» **WORK TO COMPLETE**
Your answer must be every line of the data that contains "Gamma".
*** Opening of PROVIDED RECORDS ***
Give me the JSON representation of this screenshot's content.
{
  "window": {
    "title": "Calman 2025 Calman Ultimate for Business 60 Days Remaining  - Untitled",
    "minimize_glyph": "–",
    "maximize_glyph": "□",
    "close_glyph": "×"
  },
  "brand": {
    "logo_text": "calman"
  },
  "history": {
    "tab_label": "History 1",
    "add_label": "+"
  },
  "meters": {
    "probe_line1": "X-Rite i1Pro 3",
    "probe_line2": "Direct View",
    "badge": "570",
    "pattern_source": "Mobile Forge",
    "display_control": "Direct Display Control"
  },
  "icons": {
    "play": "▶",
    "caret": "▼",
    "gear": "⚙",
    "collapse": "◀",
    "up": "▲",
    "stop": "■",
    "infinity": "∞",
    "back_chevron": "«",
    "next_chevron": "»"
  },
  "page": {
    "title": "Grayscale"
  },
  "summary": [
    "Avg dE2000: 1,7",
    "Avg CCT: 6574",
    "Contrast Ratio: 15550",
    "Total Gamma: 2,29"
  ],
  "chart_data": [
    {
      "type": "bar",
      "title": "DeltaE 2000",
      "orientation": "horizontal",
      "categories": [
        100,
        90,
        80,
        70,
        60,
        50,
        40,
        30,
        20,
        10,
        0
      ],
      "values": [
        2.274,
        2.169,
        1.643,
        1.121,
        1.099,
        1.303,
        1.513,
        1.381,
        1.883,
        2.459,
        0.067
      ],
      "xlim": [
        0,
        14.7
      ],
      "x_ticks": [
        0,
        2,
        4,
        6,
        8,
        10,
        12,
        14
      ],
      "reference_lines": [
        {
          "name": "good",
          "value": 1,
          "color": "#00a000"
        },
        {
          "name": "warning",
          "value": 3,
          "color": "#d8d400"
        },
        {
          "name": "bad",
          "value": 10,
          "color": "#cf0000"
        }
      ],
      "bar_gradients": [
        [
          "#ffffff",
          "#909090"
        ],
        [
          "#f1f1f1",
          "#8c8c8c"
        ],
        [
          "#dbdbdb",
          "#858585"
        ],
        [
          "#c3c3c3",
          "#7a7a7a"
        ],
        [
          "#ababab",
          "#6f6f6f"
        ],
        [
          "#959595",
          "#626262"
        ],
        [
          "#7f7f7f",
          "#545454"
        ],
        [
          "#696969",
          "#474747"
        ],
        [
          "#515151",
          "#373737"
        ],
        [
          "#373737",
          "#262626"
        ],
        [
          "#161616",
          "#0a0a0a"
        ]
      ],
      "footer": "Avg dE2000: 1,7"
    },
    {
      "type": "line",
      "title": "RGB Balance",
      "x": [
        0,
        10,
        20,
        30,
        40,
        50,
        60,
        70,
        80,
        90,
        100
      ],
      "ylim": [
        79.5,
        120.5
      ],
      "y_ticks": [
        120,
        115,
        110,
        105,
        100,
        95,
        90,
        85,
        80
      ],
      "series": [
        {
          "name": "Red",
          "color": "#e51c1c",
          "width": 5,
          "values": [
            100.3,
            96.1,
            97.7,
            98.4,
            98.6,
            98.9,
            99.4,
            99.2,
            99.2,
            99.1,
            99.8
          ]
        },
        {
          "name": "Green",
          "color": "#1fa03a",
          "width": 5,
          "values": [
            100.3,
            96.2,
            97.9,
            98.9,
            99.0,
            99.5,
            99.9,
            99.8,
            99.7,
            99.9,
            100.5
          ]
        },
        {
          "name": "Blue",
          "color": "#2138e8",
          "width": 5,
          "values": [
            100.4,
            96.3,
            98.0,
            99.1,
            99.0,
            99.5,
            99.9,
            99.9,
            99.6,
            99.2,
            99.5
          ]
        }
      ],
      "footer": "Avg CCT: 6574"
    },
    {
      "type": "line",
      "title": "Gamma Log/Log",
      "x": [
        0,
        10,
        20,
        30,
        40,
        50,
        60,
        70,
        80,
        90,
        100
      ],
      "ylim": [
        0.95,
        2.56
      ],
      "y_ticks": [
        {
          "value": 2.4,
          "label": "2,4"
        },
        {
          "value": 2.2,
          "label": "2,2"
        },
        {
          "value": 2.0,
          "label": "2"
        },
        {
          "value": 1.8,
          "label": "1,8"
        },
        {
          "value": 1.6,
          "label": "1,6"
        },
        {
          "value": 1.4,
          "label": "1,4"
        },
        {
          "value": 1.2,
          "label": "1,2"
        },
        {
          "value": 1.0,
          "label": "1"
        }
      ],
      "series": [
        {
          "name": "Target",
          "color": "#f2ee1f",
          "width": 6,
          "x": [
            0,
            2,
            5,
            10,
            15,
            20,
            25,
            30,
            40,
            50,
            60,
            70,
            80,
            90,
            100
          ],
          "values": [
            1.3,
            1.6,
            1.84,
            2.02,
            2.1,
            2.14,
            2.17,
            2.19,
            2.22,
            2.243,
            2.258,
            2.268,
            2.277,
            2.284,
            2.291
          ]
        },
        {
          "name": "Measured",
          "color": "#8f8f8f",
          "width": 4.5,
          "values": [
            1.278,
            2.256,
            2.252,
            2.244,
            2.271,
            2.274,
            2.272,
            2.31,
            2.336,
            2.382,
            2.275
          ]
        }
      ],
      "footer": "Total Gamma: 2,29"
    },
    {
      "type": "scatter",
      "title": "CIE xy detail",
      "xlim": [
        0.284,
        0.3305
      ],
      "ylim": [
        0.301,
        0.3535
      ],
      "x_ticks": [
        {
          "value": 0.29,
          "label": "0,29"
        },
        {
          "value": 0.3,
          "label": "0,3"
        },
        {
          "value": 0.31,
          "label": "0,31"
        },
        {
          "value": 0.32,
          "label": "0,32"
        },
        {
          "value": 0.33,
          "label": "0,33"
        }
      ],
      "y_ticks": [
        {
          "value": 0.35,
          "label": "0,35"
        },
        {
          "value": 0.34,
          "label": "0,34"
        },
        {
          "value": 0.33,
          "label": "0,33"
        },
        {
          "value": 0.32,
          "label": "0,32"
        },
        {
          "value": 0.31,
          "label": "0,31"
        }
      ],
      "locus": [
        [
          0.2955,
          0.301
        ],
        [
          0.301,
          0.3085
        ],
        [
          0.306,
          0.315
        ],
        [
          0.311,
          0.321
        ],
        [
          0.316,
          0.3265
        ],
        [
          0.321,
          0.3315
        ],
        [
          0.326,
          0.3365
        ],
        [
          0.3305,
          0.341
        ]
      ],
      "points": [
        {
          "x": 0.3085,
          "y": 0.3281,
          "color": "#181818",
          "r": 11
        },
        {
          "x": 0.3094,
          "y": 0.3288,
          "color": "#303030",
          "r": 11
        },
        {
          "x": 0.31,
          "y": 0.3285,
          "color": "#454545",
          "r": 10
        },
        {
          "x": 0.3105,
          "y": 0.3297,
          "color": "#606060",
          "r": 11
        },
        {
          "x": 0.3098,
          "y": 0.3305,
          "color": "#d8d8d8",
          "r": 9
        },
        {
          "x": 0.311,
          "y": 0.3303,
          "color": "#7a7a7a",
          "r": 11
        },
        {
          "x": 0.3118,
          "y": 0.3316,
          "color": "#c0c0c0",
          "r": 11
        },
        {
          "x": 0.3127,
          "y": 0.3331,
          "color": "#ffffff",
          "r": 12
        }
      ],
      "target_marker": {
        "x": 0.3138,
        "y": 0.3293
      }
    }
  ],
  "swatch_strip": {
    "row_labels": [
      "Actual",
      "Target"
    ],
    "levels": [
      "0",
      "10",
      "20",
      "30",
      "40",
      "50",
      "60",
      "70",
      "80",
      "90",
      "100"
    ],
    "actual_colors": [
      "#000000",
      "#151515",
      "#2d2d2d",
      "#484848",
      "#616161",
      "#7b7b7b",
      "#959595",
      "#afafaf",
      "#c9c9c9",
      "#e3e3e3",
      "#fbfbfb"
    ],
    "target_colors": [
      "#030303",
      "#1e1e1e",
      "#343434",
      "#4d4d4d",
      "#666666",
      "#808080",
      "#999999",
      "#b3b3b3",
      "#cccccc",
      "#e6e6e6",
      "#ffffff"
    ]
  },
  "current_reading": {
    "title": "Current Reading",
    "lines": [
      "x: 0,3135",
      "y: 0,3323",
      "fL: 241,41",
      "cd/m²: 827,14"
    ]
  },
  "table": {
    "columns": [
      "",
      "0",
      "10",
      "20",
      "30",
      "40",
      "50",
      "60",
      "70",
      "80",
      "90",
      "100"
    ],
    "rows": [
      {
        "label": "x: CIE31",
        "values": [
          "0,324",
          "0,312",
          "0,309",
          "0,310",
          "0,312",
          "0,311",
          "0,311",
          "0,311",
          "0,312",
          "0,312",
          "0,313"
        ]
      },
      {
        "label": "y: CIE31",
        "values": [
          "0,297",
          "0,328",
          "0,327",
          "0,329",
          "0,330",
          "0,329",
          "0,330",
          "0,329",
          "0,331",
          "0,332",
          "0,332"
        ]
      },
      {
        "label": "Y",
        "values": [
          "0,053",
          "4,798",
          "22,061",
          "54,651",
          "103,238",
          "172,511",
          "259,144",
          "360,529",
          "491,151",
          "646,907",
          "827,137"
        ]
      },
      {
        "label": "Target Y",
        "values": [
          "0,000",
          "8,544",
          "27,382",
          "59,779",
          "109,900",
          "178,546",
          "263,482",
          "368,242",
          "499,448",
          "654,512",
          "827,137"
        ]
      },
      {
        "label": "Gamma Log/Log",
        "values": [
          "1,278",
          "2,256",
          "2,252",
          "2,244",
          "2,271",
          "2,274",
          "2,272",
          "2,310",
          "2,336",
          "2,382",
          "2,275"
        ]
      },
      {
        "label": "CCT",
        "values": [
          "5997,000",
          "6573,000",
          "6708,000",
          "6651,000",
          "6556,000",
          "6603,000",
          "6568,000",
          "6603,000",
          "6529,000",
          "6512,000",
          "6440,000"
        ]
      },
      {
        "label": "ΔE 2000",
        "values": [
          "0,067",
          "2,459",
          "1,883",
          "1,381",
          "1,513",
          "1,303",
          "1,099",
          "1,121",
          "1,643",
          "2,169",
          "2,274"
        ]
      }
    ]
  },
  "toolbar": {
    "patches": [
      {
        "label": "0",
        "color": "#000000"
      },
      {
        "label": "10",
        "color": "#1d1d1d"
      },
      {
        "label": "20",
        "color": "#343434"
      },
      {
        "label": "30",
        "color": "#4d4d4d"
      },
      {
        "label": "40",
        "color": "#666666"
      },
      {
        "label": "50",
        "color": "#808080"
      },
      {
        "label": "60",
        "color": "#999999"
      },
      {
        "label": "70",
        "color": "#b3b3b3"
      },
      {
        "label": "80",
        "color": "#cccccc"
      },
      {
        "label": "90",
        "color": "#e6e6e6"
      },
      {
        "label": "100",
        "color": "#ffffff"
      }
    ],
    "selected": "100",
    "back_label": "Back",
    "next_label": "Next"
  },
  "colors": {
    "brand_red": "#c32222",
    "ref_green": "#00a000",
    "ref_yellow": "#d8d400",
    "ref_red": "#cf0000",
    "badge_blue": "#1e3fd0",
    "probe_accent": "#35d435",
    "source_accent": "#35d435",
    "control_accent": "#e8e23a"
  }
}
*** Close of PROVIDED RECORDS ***
» **SOLUTION BELOW**
    "Total Gamma: 2,29"
      "title": "Gamma Log/Log",
      "footer": "Total Gamma: 2,29"
        "label": "Gamma Log/Log",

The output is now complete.